··· Data excerpts

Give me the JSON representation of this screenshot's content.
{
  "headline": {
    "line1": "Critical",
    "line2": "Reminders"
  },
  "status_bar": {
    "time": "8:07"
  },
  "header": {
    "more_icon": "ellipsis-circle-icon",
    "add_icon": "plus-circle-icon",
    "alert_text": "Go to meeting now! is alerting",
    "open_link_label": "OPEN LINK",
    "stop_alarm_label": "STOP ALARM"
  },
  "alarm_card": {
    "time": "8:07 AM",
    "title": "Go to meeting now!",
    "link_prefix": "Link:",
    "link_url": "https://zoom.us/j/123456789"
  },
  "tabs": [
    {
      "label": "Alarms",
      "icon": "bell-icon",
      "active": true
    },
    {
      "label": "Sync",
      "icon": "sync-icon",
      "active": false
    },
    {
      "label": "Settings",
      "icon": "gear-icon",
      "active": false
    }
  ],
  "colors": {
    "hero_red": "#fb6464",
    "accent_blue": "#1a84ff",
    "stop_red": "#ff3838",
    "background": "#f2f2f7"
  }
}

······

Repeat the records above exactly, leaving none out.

▸ Written answer
Give me the JSON representation of this screenshot's content.
{
  "headline": {
    "line1": "Critical",
    "line2": "Reminders"
  },
  "status_bar": {
    "time": "8:07"
  },
  "header": {
    "more_icon": "ellipsis-circle-icon",
    "add_icon": "plus-circle-icon",
    "alert_text": "Go to meeting now! is alerting",
    "open_link_label": "OPEN LINK",
    "stop_alarm_label": "STOP ALARM"
  },
  "alarm_card": {
    "time": "8:07 AM",
    "title": "Go to meeting now!",
    "link_prefix": "Link:",
    "link_url": "https://zoom.us/j/123456789"
  },
  "tabs": [
    {
      "label": "Alarms",
      "icon": "bell-icon",
      "active": true
    },
    {
      "label": "Sync",
      "icon": "sync-icon",
      "active": false
    },
    {
      "label": "Settings",
      "icon": "gear-icon",
      "active": false
    }
  ],
  "colors": {
    "hero_red": "#fb6464",
    "accent_blue": "#1a84ff",
    "stop_red": "#ff3838",
    "background": "#f2f2f7"
  }
}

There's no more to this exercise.